(Website and app data records)
***

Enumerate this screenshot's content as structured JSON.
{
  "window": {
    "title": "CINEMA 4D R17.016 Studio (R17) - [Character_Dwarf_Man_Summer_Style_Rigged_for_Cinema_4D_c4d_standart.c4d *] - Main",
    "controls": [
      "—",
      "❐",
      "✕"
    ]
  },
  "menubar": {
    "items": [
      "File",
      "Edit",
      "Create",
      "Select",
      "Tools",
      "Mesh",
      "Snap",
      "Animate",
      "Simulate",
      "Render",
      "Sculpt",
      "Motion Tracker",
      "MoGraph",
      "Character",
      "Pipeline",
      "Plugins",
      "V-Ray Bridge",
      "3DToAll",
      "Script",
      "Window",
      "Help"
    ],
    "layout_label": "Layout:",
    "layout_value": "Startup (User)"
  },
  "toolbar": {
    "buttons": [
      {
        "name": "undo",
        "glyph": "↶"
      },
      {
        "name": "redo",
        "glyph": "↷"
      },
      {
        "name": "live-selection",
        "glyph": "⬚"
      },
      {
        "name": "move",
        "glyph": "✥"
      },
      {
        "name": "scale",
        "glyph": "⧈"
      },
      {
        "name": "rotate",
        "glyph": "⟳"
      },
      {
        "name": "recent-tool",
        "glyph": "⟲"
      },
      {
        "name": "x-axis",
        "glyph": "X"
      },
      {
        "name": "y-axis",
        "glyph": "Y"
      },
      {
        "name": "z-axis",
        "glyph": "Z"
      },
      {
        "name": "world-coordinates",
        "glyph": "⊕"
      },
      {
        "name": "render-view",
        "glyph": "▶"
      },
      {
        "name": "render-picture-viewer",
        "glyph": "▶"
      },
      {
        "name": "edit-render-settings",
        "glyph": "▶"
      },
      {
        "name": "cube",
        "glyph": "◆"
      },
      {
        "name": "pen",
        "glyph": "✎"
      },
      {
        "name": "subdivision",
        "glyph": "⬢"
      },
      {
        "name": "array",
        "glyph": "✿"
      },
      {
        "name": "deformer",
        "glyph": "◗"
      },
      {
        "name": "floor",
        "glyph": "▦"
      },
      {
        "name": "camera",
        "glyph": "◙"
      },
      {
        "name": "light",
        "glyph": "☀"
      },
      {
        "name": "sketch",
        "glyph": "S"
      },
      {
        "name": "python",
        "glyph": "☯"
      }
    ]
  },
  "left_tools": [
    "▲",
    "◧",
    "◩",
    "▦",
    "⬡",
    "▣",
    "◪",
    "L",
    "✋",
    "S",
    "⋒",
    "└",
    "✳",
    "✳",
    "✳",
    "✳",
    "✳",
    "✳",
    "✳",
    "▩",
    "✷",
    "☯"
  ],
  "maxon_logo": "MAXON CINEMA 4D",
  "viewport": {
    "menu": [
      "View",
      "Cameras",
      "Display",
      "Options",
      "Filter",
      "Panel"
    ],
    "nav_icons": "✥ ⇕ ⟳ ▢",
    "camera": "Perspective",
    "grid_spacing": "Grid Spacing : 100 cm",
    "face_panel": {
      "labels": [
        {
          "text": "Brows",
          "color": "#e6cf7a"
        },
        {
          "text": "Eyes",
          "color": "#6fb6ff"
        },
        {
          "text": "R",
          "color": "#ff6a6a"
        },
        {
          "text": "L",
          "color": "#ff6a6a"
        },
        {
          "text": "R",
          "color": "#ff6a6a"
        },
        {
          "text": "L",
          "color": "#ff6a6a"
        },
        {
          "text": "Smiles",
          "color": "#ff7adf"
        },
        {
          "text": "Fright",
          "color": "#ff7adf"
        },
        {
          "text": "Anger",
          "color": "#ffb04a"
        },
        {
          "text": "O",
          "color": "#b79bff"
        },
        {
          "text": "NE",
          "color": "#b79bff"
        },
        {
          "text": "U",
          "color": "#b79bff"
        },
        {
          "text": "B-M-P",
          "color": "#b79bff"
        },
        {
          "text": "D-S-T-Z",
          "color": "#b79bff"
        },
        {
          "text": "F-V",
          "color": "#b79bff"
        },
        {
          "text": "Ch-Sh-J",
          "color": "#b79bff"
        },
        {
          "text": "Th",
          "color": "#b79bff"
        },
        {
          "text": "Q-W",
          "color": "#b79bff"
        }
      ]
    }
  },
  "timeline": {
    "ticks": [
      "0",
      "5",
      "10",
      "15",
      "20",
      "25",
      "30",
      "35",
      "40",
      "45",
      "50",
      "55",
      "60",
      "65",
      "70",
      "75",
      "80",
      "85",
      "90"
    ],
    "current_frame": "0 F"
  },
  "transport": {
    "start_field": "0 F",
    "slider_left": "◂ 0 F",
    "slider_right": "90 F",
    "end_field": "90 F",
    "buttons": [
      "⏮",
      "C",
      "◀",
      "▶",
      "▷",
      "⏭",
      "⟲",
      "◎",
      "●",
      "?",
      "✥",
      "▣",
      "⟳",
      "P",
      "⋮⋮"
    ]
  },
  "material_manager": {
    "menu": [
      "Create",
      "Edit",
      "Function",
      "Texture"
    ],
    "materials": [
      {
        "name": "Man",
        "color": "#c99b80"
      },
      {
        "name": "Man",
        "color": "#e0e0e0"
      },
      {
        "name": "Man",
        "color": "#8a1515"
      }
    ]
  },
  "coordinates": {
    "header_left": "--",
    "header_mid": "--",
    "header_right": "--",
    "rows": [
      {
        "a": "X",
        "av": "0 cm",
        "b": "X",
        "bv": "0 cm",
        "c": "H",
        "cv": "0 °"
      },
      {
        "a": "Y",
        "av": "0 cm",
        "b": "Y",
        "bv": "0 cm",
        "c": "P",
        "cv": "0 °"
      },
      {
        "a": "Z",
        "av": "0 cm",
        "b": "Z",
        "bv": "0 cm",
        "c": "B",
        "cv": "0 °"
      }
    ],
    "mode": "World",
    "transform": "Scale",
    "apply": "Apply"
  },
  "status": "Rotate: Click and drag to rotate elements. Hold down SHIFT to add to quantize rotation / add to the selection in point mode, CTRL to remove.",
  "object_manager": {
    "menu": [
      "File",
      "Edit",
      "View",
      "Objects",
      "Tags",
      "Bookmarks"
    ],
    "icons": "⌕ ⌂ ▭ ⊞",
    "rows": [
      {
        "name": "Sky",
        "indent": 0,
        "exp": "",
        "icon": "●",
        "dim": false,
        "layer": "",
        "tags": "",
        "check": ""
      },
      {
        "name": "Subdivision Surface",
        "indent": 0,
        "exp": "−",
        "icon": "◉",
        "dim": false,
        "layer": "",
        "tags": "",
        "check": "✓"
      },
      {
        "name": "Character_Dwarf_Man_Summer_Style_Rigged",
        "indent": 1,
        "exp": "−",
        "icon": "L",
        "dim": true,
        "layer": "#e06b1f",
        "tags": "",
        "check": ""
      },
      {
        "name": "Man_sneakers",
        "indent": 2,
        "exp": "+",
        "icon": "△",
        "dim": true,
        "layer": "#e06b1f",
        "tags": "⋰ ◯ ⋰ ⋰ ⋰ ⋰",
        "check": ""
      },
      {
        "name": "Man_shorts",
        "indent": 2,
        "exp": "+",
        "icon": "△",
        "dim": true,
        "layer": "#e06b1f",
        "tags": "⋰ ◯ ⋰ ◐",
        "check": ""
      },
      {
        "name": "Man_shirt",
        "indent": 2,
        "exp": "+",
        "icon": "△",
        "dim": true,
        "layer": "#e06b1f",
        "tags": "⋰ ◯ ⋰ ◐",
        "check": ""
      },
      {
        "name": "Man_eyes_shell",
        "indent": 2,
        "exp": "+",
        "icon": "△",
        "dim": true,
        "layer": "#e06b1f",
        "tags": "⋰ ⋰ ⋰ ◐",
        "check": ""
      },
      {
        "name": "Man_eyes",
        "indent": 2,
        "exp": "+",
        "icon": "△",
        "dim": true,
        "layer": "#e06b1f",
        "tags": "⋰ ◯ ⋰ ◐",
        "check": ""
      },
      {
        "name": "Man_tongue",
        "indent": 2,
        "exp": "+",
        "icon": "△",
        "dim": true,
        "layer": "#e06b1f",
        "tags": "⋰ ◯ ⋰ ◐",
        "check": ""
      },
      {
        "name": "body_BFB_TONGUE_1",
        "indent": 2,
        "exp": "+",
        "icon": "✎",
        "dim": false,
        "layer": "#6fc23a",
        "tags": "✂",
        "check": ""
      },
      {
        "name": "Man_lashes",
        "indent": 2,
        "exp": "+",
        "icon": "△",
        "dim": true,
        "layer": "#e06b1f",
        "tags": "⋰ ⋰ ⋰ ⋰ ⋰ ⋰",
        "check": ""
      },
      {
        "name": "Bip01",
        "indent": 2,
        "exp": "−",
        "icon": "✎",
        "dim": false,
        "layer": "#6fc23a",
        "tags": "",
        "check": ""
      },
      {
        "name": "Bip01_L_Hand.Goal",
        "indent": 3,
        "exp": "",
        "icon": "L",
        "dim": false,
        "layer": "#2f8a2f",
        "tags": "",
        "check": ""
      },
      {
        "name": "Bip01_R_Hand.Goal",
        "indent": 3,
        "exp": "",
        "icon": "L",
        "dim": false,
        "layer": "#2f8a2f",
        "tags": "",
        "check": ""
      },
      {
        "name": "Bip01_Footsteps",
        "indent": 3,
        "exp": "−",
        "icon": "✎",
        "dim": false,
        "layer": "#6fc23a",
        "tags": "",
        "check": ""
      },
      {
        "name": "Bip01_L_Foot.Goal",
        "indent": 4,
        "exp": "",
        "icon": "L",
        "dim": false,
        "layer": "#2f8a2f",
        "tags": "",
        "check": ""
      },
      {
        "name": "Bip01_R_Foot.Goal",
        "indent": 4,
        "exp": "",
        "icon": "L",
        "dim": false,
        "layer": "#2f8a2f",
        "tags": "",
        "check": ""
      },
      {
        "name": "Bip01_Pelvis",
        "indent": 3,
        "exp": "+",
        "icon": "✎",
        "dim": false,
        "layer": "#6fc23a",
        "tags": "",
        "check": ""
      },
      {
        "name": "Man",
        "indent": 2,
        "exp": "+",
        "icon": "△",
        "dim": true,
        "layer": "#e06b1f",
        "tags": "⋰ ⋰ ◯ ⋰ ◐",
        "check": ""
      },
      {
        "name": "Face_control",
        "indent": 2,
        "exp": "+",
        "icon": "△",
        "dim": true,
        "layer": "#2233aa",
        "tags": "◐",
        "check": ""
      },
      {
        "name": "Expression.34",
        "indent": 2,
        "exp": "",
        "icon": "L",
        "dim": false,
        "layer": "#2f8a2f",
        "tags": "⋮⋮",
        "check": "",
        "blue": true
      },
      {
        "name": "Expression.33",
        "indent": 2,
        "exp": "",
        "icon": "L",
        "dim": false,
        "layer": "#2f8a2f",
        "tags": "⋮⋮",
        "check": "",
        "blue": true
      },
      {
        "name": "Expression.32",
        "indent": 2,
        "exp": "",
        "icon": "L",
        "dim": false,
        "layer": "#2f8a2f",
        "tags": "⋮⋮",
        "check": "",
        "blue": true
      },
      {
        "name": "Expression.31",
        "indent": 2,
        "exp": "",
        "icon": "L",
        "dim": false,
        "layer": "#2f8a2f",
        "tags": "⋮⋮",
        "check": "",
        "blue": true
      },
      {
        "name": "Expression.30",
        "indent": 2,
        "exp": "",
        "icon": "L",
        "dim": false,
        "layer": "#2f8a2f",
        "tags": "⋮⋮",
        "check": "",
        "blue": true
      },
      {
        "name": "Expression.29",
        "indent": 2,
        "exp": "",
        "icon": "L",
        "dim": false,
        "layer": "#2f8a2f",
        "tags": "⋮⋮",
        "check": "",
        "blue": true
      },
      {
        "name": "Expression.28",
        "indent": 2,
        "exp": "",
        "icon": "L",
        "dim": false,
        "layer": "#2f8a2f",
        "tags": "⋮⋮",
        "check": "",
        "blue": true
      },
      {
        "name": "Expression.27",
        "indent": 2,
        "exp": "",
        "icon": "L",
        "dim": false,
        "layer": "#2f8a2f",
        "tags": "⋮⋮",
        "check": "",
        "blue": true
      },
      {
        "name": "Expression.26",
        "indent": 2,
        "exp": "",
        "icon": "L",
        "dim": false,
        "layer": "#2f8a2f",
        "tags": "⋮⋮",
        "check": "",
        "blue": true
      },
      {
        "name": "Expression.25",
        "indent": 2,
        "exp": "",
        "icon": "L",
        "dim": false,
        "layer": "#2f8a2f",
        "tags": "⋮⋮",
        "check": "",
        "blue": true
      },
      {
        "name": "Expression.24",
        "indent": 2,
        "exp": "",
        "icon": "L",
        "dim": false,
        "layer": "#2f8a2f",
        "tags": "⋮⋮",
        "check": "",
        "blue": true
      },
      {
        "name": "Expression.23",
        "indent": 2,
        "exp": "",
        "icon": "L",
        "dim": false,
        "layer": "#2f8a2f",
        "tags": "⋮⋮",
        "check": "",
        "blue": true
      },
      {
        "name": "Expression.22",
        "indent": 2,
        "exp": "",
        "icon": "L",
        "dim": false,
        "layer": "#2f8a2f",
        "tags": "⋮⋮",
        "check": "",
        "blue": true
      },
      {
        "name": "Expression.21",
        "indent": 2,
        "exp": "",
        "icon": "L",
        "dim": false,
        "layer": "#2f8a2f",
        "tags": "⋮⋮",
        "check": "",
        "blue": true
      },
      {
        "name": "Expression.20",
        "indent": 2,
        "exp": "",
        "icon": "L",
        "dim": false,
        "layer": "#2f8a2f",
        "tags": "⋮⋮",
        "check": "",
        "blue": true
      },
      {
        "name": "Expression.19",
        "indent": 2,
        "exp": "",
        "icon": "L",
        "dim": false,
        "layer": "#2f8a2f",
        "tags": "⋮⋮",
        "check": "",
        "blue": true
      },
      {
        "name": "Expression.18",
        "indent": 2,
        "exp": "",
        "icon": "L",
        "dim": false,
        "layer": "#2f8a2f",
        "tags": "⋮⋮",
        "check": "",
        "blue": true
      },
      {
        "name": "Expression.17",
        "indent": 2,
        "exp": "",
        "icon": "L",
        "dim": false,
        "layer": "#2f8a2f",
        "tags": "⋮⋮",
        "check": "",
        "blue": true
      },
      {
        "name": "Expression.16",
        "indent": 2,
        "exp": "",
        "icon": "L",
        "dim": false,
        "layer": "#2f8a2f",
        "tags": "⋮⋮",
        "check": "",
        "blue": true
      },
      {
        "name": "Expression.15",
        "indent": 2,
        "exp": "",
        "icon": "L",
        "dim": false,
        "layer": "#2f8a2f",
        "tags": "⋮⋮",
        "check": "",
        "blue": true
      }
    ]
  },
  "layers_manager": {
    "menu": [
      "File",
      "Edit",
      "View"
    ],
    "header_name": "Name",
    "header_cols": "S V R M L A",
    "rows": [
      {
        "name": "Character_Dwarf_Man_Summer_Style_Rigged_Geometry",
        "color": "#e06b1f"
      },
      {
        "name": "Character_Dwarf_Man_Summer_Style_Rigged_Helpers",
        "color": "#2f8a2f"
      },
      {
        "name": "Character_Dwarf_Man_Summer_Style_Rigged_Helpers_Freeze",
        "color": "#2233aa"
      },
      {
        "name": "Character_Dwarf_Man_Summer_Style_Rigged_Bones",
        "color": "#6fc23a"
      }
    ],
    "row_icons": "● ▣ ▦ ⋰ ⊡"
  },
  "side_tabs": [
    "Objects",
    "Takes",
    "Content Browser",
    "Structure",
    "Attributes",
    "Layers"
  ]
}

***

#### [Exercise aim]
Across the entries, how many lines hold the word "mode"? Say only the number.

#### [Response]
2